A new survey finds Australia ranking 16th in terms of manufacturing competitiveness, but better linkages between industry and research and the growing strength of Asian countries both provide opportunities.
This year’s Deloitte 2013 Global Manufacturing Index survey aggregated the views of over 550 CEOs and senior leaders at manufacturing companies around the world, identifying a number of key themes.
Stalwart manufacturing nations such as the United States and Germany are having their competitive dominance challenged by Asian nations and emerging players like Brazil, which saw the biggest jump in competitiveness (up to third place, from eighth in the last survey).
Innovation (“now a must-have” rather than an option) and linking with the expertise of researchers, as well as integrating better with Asia were identified as key ways in which Australia could become more competitive.
“I think with talent-driven innovation being front and centre, as it was last time around, as a driver of competitiveness, it does come back to how do we have greater engagement with the research community with universities, with researchers in industry-style programs,” Damon Cantwell, Deloitte Manufacturing Partner, told Manufacturers’ Monthly.
“I think that’s probably where the opportunity really does rest.”
Deloitte’s findings also pointed to the need to look for international investment.
“The Asia Pacific region continues to present opportunities for our manufacturers,” said Cantwell.
“Australia needs to put itself forward as a viable destination for specific types of manufacturing investment that will be sustainable in the long term.”
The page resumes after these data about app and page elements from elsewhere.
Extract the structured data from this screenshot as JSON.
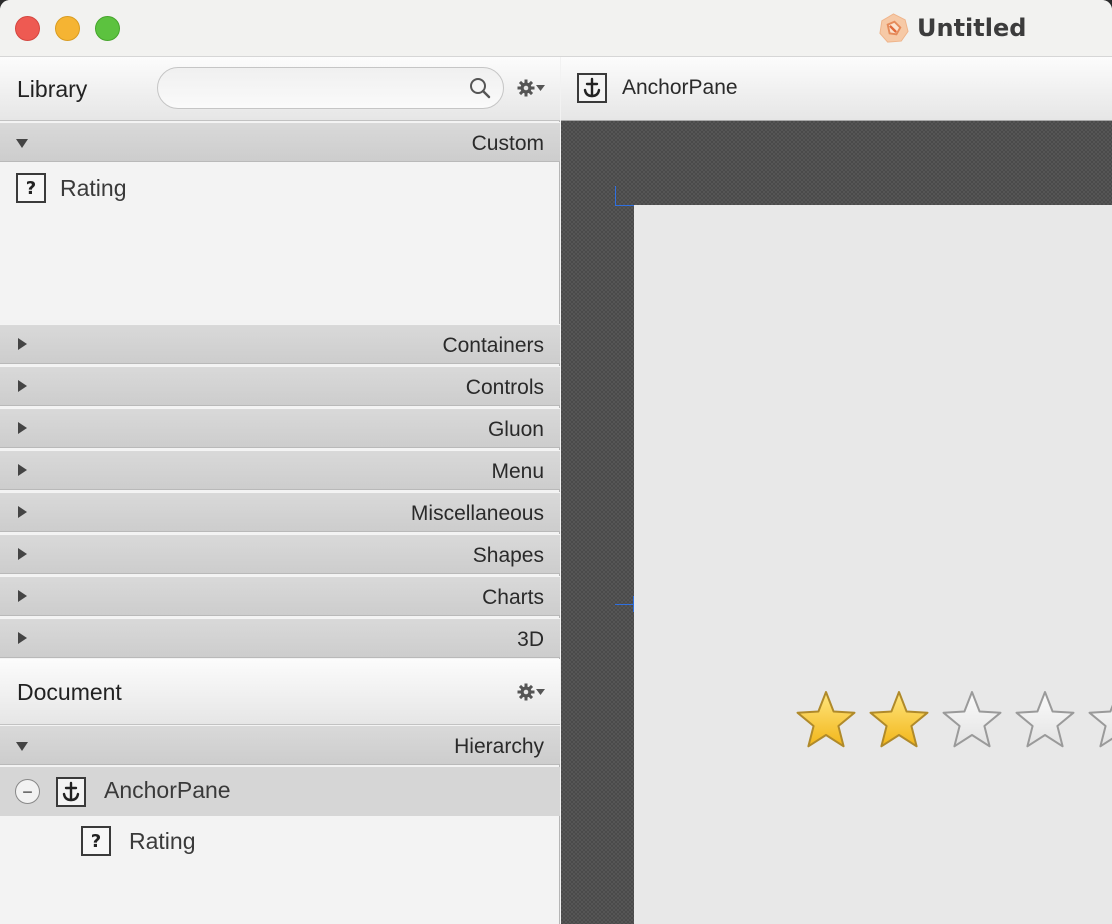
{
  "window": {
    "title": "Untitled"
  },
  "library": {
    "title": "Library",
    "search": {
      "value": "",
      "placeholder": ""
    },
    "sections": [
      {
        "label": "Custom",
        "expanded": true,
        "items": [
          {
            "label": "Rating",
            "icon": "question-icon"
          }
        ]
      },
      {
        "label": "Containers",
        "expanded": false
      },
      {
        "label": "Controls",
        "expanded": false
      },
      {
        "label": "Gluon",
        "expanded": false
      },
      {
        "label": "Menu",
        "expanded": false
      },
      {
        "label": "Miscellaneous",
        "expanded": false
      },
      {
        "label": "Shapes",
        "expanded": false
      },
      {
        "label": "Charts",
        "expanded": false
      },
      {
        "label": "3D",
        "expanded": false
      }
    ]
  },
  "document": {
    "title": "Document",
    "section": {
      "label": "Hierarchy",
      "expanded": true
    },
    "tree": [
      {
        "label": "AnchorPane",
        "icon": "anchor-icon",
        "selected": true,
        "expanded": true,
        "children": [
          {
            "label": "Rating",
            "icon": "question-icon"
          }
        ]
      }
    ]
  },
  "content": {
    "breadcrumb": "AnchorPane",
    "rating": {
      "value": 2,
      "max": 5
    }
  },
  "colors": {
    "star_filled": "#f2b619",
    "star_empty": "#e3e3e3",
    "guide": "#2e6fe0",
    "selection": "#d6d6d6"
  }
}
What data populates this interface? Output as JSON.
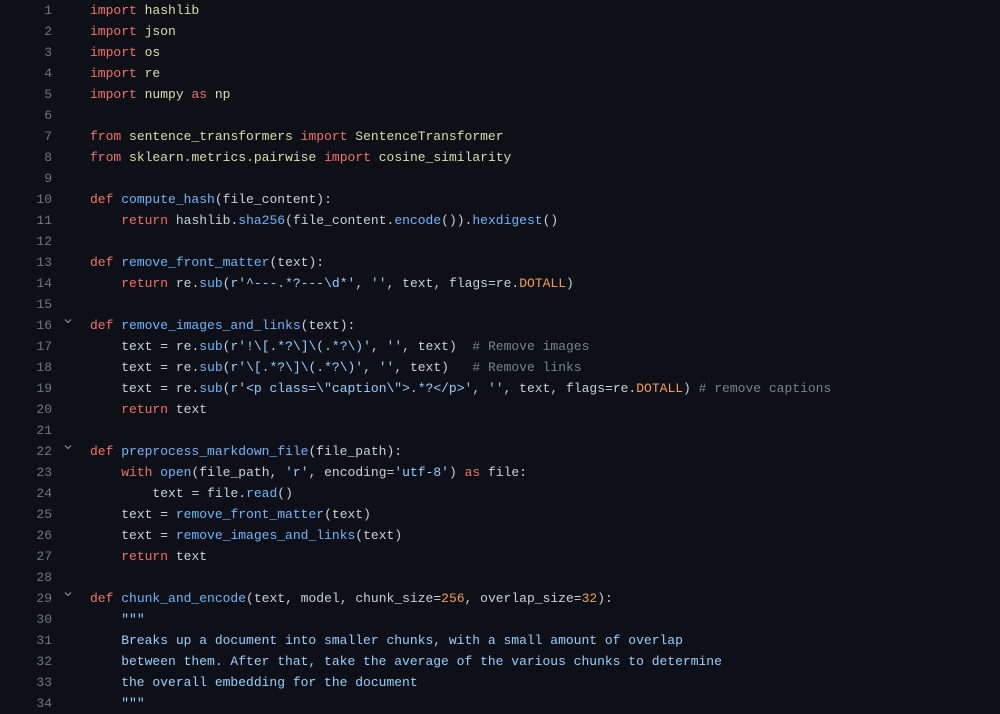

Relevant to the federal government’s recently released Asian Century white paper, the survey found that in five years, ten of the 15 most competitive nations were predicted to be from the Asian continent.
To download the global survey, click here.